#### Work instructions
Pictures aside, output each record exactly.

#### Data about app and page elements
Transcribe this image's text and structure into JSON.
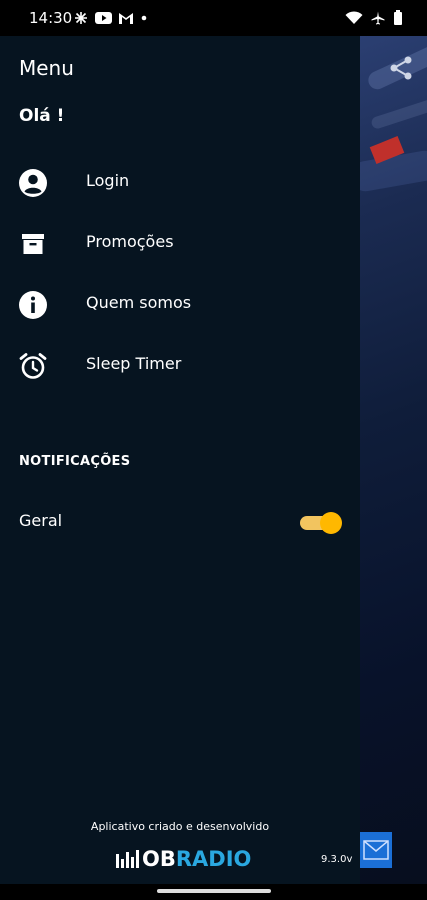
{
  "status_bar": {
    "time": "14:30",
    "left_icons": [
      "pinwheel-icon",
      "youtube-icon",
      "gmail-icon",
      "dot-icon"
    ],
    "right_icons": [
      "wifi-icon",
      "airplane-mode-icon",
      "battery-icon"
    ]
  },
  "drawer": {
    "title": "Menu",
    "greeting": "Olá !",
    "items": [
      {
        "label": "Login",
        "icon": "account-circle-icon"
      },
      {
        "label": "Promoções",
        "icon": "archive-box-icon"
      },
      {
        "label": "Quem somos",
        "icon": "info-icon"
      },
      {
        "label": "Sleep Timer",
        "icon": "alarm-clock-icon"
      }
    ],
    "notifications": {
      "section_title": "NOTIFICAÇÕES",
      "general_label": "Geral",
      "general_enabled": true
    },
    "footer": {
      "credit": "Aplicativo criado e desenvolvido",
      "logo_text_white": "OB",
      "logo_text_blue": "RADIO",
      "version": "9.3.0v"
    }
  },
  "background_app": {
    "icons": [
      "share-icon",
      "mail-icon"
    ]
  },
  "colors": {
    "drawer_bg": "#061420",
    "toggle_accent": "#ffb800",
    "logo_blue": "#2aa8e0",
    "mail_blue": "#1b6fd6"
  }
}
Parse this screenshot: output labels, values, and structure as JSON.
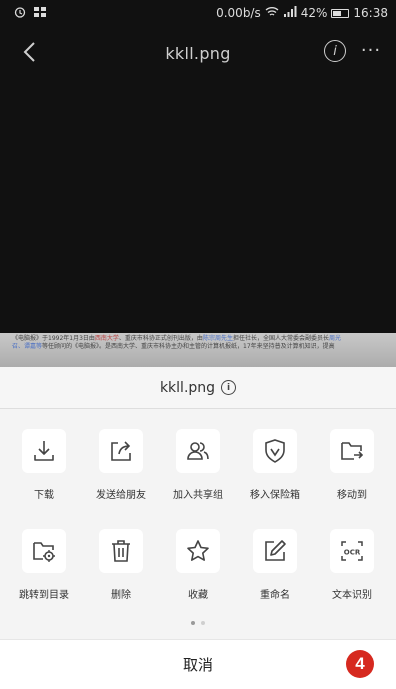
{
  "status_bar": {
    "speed": "0.00b/s",
    "battery": "42%",
    "time": "16:38"
  },
  "title_bar": {
    "title": "kkll.png",
    "info_symbol": "i",
    "more_symbol": "···"
  },
  "document_preview": {
    "line1_a": "《电脑报》于1992年1月3日由",
    "line1_b": "西南大学",
    "line1_c": "、重庆市科协正式创刊出版，由",
    "line1_d": "陈宗周先生",
    "line1_e": "担任社长，全国人大常委会副委员长",
    "line1_f": "周光",
    "line2_a": "召、谭嘉等",
    "line2_b": "等任顾问的《电脑报》。是西南大学、重庆市科协主办和主管的计算机报纸，17年来坚持普及计算机知识，提高"
  },
  "sheet": {
    "filename": "kkll.png",
    "info_symbol": "i",
    "row1": [
      {
        "label": "下载",
        "icon": "download-icon"
      },
      {
        "label": "发送给朋友",
        "icon": "share-icon"
      },
      {
        "label": "加入共享组",
        "icon": "group-icon"
      },
      {
        "label": "移入保险箱",
        "icon": "shield-icon"
      },
      {
        "label": "移动到",
        "icon": "folder-move-icon"
      }
    ],
    "row2": [
      {
        "label": "跳转到目录",
        "icon": "folder-locate-icon"
      },
      {
        "label": "删除",
        "icon": "trash-icon"
      },
      {
        "label": "收藏",
        "icon": "star-icon"
      },
      {
        "label": "重命名",
        "icon": "edit-icon"
      },
      {
        "label": "文本识别",
        "icon": "ocr-icon",
        "icon_text": "OCR"
      }
    ],
    "page_dots": {
      "count": 2,
      "active": 0
    },
    "cancel_label": "取消"
  },
  "badge": "4"
}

#### Answer to this task
Transcribe this image's text and structure into JSON.
{
  "status_bar": {
    "time": "14:30",
    "left_icons": [
      "pinwheel-icon",
      "youtube-icon",
      "gmail-icon",
      "dot-icon"
    ],
    "right_icons": [
      "wifi-icon",
      "airplane-mode-icon",
      "battery-icon"
    ]
  },
  "drawer": {
    "title": "Menu",
    "greeting": "Olá !",
    "items": [
      {
        "label": "Login",
        "icon": "account-circle-icon"
      },
      {
        "label": "Promoções",
        "icon": "archive-box-icon"
      },
      {
        "label": "Quem somos",
        "icon": "info-icon"
      },
      {
        "label": "Sleep Timer",
        "icon": "alarm-clock-icon"
      }
    ],
    "notifications": {
      "section_title": "NOTIFICAÇÕES",
      "general_label": "Geral",
      "general_enabled": true
    },
    "footer": {
      "credit": "Aplicativo criado e desenvolvido",
      "logo_text_white": "OB",
      "logo_text_blue": "RADIO",
      "version": "9.3.0v"
    }
  },
  "background_app": {
    "icons": [
      "share-icon",
      "mail-icon"
    ]
  },
  "colors": {
    "drawer_bg": "#061420",
    "toggle_accent": "#ffb800",
    "logo_blue": "#2aa8e0",
    "mail_blue": "#1b6fd6"
  }
}
Parse this screenshot: output labels, values, and structure as JSON.
{
  "status_bar": {
    "speed": "0.00b/s",
    "battery": "42%",
    "time": "16:38"
  },
  "title_bar": {
    "title": "kkll.png",
    "info_symbol": "i",
    "more_symbol": "···"
  },
  "document_preview": {
    "line1_a": "《电脑报》于1992年1月3日由",
    "line1_b": "西南大学",
    "line1_c": "、重庆市科协正式创刊出版，由",
    "line1_d": "陈宗周先生",
    "line1_e": "担任社长，全国人大常委会副委员长",
    "line1_f": "周光",
    "line2_a": "召、谭嘉等",
    "line2_b": "等任顾问的《电脑报》。是西南大学、重庆市科协主办和主管的计算机报纸，17年来坚持普及计算机知识，提高"
  },
  "sheet": {
    "filename": "kkll.png",
    "info_symbol": "i",
    "row1": [
      {
        "label": "下载",
        "icon": "download-icon"
      },
      {
        "label": "发送给朋友",
        "icon": "share-icon"
      },
      {
        "label": "加入共享组",
        "icon": "group-icon"
      },
      {
        "label": "移入保险箱",
        "icon": "shield-icon"
      },
      {
        "label": "移动到",
        "icon": "folder-move-icon"
      }
    ],
    "row2": [
      {
        "label": "跳转到目录",
        "icon": "folder-locate-icon"
      },
      {
        "label": "删除",
        "icon": "trash-icon"
      },
      {
        "label": "收藏",
        "icon": "star-icon"
      },
      {
        "label": "重命名",
        "icon": "edit-icon"
      },
      {
        "label": "文本识别",
        "icon": "ocr-icon",
        "icon_text": "OCR"
      }
    ],
    "page_dots": {
      "count": 2,
      "active": 0
    },
    "cancel_label": "取消"
  },
  "badge": "4"
}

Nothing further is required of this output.